Monday, I had the most fun experience in a long while. A photo shoot. At home instead of in a studio. In fact, I did more wardrobe changes than a diva at a concert, because we had to have the right ‘look’. And I loved the process!

The last batch of professional shots I had taken were five years ago, and I never really liked that they were so starkly lit and the poses so predictable. They were inexpensive and suited a purpose for a while but I wanted something different to use on social media sites and for book covers.

Kathryn Hollinrake is a professional photographer. I don’t mean someone with an expensive camera and a bunch of long lenses strewn about, either. This amazing woman is the real deal. The tag line on her website is “making people and things look pretty since 1994”.

I first met Kathryn at a downtown book singing for a man who was once a major guru in the business world. We got to talking and I liked her right away.

This amazing woman is the real deal. I visited her web sites and was captured by her blog – MakeMePretty, where she chronicles different photo shoots and shows what works and what doesn’t. The tag line on her website is “making people and things look pretty since 1994′. And she does.

I was impressed from the start. Not only did she drive to Booneyville from downtown in the first heavy snowfall of the winter, she brought her studio with her. Kathryn arrived on time with half a dozen large black Pelican cases, huge tripods stashed in what looked like body bags, light stands, light meters, battery packs, reflectors, extension cords, – all of the tools of her trade neatly packed and portable.

We began at 10:30 with a walkabout. I showed her two locations I thought might work for me as a writer – lots of books in the background, writing paraphernalia, etc. I proudly showed off the outfits I’d selected. Pastel shirts, white shirts. I could tell she wasn’t sold.

So the next thing we did was a walk through of my closet. She picked out several items that were darker than I expected would work. Not somber, but carrying a lot of what she described as ‘gravitas’ for a book cover. The jacket I’m wearing has words printed on the fabric in a warm copper, which exactly suits what I work with – language. In my head shot, I’m wearing a scarf Hub gave me when we first met. It was that attention to detail and what I as a client wanted, that made the shoot special.

Kathryn was open to my suggestions. I wanted to try a sparkly blue jacket I liked, but the results were awful. Yellow shirt, pink shirt – nope. Long sleeve white shirt or sleeveless? Well, I may not have Michelle Obama arms but mine aren’t bad, so we went with sleeveless. Do I wear my glasses or not? She asked, ‘who are you?” and I decided that since I’ve worn specs since I was 14, they are part of how I see myself. The dark frames I like were too dull, so we went with the red ones. I had no idea there was so much detail involved, but Kathryn pays attention to every little thing.

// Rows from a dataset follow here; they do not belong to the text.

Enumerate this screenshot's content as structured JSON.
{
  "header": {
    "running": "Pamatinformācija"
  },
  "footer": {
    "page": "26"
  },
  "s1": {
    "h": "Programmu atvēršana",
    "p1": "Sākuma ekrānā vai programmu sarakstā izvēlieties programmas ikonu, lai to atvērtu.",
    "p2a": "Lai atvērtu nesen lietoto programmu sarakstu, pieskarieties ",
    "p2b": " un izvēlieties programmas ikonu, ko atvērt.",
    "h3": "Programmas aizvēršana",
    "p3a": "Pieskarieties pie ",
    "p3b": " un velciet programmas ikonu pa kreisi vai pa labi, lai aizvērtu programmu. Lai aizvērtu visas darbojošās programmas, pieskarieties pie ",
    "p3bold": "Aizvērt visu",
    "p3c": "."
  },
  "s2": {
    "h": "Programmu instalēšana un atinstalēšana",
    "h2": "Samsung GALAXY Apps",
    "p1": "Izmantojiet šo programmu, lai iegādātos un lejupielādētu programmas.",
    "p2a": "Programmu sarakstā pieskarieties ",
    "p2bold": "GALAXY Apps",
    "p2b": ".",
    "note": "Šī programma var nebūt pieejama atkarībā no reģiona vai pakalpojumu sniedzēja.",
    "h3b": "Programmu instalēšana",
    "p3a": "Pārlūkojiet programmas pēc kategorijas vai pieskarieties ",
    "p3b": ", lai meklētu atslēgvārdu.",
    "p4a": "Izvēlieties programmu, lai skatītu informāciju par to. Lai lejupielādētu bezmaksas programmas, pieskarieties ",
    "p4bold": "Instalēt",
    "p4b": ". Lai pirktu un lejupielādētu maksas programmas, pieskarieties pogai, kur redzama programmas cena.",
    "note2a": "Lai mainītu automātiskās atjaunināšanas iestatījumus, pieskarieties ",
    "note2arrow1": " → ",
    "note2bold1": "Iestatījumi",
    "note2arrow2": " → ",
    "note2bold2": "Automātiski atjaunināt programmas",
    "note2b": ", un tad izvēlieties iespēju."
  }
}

She decided to do the shoot in our family room. Better light control and more interesting backgrounds that wouldn’t distract from the subject matter – me.

We stripped the paintings from the walls and removed all of the doodads and Christmas decorations. We found the perfect chair for me to sit in for the formal shot. Then came the hard part – adjusting the lighting. Of all the days in the last few weeks, today the sun decided to shine halfway through the setup. Open the drapes, close the drapes. Dozens of practice shots – smile too wide/too thin, frowning lines, eyes squinched closed, head tilted too far to the right, etc. She saw things I didn’t catch.


For the second pose, I was tucked in front of the musical instrument with my head turned slightly to the window. Of course, there were reflections on my glasses. Kathryn took the time to get things exactly right. Then Hub gave his opinion and she made more adjustments.

The strangest thing for me wasn’t changing outfits and selecting scarves and smiling without frowning or not showing too many teeth, but staring at the computer screen examining every shot she took and deciding whether it was ‘me’ enough or if I liked the pose and the message it conveyed.

We wrapped up just after 2:30. Kathryn packed up her equipment and we had lunch and chatted for a few hours. Yes, hours. She is not just incredibly knowledgeable, she’s also easy to talk to and so personable.

The old adage is proved true once more – you get what you pay for. I enjoyed working with her and would do it again.

What a difference from my previous experience, which was more like a drive-through than a photography session. Her meticulous attention to detail meant that I ended up with two very different photos that I really like. And, they can be used for a multitude of purposes.

I can’t wait to use my new photos.